whose death for all redemption won,
before the worlds, of God most high,
begotten all ineffably.

The Father’s Light and Splendor Thou
their endless Hope to Thee that bow:
accept the prayers and praise today
that through the world Thy servants pay.

Salvation’s author, call to mind
how, taking the form of humankind,
born of a Virgin undefiled,
Thou in man’s flesh becamest a Child.

Thus testifies the present day
Through every year in long array,
that Thou, salvation’s source alone
proceedest from the Father’s Throne.

Whence sky, and stars, and sea’s abyss,
and earth, and all that therein is,
shall still, with laud and carol meet,
the Author of thine Advent greet.

And we who, by Thy precious Blood
from sin redeemed, are marked for God,
on this, the day that saw Thy Birth,
sing the new song of ransomed earth.

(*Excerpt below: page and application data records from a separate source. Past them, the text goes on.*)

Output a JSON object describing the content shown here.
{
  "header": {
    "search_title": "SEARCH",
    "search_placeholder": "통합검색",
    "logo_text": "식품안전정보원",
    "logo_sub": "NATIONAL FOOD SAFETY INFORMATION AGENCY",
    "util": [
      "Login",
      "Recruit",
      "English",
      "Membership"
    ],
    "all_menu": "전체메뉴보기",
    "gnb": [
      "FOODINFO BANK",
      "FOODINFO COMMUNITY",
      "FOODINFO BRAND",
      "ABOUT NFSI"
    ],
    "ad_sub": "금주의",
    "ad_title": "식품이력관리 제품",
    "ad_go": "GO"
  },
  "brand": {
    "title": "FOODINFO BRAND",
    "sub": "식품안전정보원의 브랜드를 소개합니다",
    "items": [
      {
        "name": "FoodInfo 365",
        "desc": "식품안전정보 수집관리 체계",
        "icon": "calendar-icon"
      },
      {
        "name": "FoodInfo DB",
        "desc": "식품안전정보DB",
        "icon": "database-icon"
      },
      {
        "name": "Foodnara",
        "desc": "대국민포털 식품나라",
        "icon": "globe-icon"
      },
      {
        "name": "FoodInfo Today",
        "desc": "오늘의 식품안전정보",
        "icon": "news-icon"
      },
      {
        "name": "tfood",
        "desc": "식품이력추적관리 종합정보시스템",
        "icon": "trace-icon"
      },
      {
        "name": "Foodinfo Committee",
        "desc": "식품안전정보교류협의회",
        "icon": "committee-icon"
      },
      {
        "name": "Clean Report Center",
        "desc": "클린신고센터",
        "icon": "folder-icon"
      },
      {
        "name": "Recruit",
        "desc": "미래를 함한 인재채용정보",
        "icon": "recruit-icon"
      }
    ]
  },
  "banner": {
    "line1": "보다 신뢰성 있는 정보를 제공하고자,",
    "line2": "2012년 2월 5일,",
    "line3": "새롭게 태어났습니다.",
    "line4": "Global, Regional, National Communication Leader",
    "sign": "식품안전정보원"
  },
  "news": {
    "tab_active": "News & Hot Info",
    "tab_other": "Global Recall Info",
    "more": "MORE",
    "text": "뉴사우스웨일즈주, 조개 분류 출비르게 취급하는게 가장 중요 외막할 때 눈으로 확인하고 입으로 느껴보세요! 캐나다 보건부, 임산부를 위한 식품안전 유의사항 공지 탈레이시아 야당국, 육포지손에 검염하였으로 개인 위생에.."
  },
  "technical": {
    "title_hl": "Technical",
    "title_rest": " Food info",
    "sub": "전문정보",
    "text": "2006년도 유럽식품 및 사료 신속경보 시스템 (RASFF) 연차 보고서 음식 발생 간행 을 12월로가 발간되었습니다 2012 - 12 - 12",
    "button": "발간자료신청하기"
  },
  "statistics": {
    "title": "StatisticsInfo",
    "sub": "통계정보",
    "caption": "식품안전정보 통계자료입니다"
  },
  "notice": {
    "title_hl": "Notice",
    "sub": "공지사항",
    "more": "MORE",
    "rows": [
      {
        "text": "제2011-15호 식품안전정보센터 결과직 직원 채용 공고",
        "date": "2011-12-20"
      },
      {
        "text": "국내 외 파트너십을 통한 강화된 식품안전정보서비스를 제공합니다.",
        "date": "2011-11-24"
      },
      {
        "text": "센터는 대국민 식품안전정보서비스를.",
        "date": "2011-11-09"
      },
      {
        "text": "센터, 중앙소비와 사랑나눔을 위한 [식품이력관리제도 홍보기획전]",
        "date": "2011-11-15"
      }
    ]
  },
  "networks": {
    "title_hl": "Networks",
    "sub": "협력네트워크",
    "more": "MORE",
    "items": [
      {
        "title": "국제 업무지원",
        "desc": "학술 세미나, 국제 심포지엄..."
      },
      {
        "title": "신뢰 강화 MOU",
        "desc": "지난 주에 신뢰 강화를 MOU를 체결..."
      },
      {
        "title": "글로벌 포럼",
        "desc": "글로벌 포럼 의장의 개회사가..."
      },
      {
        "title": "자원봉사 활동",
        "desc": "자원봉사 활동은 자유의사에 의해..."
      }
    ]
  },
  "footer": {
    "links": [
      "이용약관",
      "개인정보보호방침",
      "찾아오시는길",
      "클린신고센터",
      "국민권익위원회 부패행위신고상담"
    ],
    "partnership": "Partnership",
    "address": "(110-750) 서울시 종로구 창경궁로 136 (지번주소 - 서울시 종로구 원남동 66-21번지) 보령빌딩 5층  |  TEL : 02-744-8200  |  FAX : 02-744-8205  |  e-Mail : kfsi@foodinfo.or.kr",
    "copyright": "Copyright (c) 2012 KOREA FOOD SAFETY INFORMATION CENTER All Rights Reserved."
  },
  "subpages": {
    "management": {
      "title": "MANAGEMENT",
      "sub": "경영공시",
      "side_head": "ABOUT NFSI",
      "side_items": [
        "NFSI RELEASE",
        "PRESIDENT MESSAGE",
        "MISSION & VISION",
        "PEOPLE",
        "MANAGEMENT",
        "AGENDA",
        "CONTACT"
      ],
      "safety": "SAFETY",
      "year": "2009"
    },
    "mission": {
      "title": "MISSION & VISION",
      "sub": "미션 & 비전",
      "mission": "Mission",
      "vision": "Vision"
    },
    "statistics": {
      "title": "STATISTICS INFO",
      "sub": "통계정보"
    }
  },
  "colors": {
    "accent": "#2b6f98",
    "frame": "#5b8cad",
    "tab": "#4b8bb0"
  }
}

All honor, laud, and glory be,
O Jesu, Virgin-born, to Thee;
whom with the Father we adore,
and Holy Ghost forevermore. Amen.

6th century hymn translated by John Mason Neale.